You know you’re in for an entertaining read when the first sentence of an article is:
We are witnessing the rise of an arrogant secularist rhetoric founded on belief in the supremacy of reason and absolute faith in science and progress, dogmas which arouse ridicule in serious academic and intellectual circles nowadays.
Fun or what? Beware of logical explosions in the following paragraphs:
“Reason” itself, whose praises they sing night and day, is a perpetually changing mixture of many overlapping elements. It is neither abstract, nor intentional and does not confront the rich, labyrinthine human world as its other. It is quintessentially imbedded therein, in its emotions, languages, historical experiences, religious traditions and cultural heritage. There is no such thing as an ahistoric reason.
I don’t think this makes any sense. Maybe it’s been ghost-written by the Pope.
This means that we do not have one but many rationalities, the Christian European, the Islamic, the Chinese, the Indian to name a few, each stamped by the specific conditions of its evolution, and in turn incorporating a multitude of sub-rationalities. Neither do these traditions of rationality exist isolated from each other. They have much in common, the product of the interactive and communicative activity of cultures.
Aristotle’s logos, Descartes’ intellect and Kant’s transcendental reason, are illusions, which no self-respecting thinker can afford to defend in the 21st century. The truth is that today’s self- proclaimed guardians of enlightenment and rationality are offshoots of the intellectual poverty of eighteenth century positivism and scienticism, who disfigure philosophy and thought, history and reality. They are the victims of what may be referred to as a sick secularist consciousness.
There are people who really say this stuff to each other, you know. I like the argument of redefining a word out of all meaning as an attempt to claim something doesn’t exist.
This feels unfinished. Something’s missing…what could it be…
Secularist dogmatism is no less dangerous than its religious sibling. Secularism itself can be, and indeed has been in many historical instances, highly destructive. We should remember that Europe’s modern history is scarred with the brutality of secular totalitarianism. Neither the Jacobites, fascists, Nazis or Stalinists were priests or theologians. They were fanatical secularists who worshipped in reason’s grand temple and sacrificed hundreds of thousands for the god of progress, fervently vowing to create a new man and a new world on the ruins of the old.
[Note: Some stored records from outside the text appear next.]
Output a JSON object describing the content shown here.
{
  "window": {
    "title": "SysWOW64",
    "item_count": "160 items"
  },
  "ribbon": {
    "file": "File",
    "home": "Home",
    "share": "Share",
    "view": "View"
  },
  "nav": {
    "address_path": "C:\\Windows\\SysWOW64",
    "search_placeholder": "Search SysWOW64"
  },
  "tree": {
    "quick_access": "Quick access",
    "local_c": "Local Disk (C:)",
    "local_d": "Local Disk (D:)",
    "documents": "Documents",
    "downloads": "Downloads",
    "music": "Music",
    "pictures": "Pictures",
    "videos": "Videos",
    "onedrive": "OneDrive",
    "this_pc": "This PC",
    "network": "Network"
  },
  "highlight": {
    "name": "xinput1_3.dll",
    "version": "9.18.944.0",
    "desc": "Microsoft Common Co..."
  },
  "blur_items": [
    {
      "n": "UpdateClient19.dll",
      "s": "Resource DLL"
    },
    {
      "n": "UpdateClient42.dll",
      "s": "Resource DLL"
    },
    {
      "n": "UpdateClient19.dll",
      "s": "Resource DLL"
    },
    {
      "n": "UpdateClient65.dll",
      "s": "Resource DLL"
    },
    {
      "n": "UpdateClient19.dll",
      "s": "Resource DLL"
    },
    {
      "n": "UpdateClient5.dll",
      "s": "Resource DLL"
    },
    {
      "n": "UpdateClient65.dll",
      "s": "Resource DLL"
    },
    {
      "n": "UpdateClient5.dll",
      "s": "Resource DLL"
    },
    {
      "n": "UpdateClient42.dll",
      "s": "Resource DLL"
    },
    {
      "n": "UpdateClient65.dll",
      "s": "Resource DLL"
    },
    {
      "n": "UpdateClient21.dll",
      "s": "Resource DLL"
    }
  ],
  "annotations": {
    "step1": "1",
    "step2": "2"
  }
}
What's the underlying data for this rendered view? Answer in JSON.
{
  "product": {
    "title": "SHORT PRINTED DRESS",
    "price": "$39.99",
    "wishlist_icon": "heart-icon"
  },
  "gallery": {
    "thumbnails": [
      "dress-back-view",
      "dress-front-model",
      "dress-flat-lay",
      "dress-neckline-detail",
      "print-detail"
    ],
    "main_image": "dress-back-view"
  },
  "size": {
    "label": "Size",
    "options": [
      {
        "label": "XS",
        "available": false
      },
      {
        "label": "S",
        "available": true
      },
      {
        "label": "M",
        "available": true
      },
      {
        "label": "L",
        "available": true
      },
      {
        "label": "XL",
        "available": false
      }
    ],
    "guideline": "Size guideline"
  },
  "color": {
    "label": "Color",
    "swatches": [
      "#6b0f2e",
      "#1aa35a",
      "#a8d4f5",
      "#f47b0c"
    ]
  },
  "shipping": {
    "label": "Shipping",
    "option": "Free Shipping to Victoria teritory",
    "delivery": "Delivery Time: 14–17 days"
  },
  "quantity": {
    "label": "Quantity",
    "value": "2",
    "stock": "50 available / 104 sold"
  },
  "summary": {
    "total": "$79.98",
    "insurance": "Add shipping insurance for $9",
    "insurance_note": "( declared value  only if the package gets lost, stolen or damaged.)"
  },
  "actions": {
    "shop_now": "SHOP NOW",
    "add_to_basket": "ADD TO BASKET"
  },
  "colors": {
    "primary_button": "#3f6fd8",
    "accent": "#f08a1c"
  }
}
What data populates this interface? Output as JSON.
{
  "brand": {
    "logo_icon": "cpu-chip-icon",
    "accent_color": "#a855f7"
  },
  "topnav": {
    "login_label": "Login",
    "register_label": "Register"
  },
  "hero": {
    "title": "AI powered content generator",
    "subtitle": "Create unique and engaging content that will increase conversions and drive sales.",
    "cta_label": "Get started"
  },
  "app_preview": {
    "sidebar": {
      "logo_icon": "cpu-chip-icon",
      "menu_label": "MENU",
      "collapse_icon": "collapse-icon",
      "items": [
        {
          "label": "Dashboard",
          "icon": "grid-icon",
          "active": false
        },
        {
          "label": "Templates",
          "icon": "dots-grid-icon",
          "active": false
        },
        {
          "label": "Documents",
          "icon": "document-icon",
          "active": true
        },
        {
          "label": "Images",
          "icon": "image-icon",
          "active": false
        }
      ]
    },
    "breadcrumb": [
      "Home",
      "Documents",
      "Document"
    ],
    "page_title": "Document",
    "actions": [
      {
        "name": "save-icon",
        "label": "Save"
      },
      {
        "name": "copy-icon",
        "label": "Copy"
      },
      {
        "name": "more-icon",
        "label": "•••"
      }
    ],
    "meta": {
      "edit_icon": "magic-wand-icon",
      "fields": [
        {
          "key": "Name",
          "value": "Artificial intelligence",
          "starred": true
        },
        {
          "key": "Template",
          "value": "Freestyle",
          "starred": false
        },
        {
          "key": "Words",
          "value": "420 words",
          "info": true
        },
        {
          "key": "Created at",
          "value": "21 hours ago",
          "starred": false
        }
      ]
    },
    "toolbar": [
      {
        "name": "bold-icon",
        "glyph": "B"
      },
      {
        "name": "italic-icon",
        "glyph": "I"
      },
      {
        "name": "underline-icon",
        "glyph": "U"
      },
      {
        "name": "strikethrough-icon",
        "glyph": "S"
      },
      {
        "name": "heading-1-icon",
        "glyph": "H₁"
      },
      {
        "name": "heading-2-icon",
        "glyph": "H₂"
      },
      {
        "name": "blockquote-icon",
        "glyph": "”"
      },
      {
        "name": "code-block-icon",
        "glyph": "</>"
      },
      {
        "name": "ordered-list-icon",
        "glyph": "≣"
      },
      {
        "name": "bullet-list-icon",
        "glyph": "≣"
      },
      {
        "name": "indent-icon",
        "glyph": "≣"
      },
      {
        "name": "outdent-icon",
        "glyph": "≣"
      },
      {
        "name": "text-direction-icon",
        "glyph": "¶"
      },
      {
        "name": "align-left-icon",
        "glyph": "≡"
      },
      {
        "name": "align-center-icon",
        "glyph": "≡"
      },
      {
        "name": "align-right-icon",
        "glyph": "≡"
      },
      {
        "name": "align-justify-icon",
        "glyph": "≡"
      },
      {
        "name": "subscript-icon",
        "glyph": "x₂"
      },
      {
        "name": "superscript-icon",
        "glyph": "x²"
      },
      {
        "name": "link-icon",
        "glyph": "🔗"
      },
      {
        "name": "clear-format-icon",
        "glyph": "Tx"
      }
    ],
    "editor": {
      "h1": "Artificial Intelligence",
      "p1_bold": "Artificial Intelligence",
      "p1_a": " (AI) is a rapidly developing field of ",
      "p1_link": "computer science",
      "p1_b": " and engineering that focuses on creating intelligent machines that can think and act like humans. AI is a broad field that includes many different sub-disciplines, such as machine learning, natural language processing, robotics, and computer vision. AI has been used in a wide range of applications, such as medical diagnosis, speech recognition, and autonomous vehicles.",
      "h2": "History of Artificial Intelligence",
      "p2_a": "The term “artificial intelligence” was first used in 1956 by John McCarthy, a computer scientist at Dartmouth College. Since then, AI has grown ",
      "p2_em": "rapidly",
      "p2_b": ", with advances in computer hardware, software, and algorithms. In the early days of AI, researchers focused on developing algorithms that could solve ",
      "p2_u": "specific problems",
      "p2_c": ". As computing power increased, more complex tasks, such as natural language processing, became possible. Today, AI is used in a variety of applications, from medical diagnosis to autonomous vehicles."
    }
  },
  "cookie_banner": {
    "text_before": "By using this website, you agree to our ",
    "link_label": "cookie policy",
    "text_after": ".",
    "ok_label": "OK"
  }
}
Ah yes, there we go 🙂 No article of this nature is complete without mentioning Stalin at least once. Normally, though, the argument sounds at least vaguely plausible, even if it turns out to be a bit silly. Stalin, as far as I know, wasn’t acting as a result of non-belief in god, he was just your average dictator with access to 20th century technology. He was only using ‘reason’ in the same way that some Muslim fundamentalists ‘reasonably’ think that blowing themselves up guarantees them access to paradise. The problem is in the initial assumptions, which we can attack though logic and reason!
Nobody’s saying that religion is the only reason for hate and violence, just that it’s a major one. Simultaneously accusing ‘secularists’ of attacking straw-men while saying things like “[c]ommunication, they insist, is only possible within uniformity.” is a little ironic, too.
All these words. Why are people so scared of having to back up their ideas? If you want to believe in a fairy in the sky, go right ahead, just don’t tell other people they have to think the same thing. If you want to do something that affects other people, you need back it up with evidence and a logical argument – some people call this ‘reason’, but you can call it rumplebumpkins if you like, it doesn’t change what it is. What’s wrong with that?
Don’t bother reading the whole thing, it’s just depressing.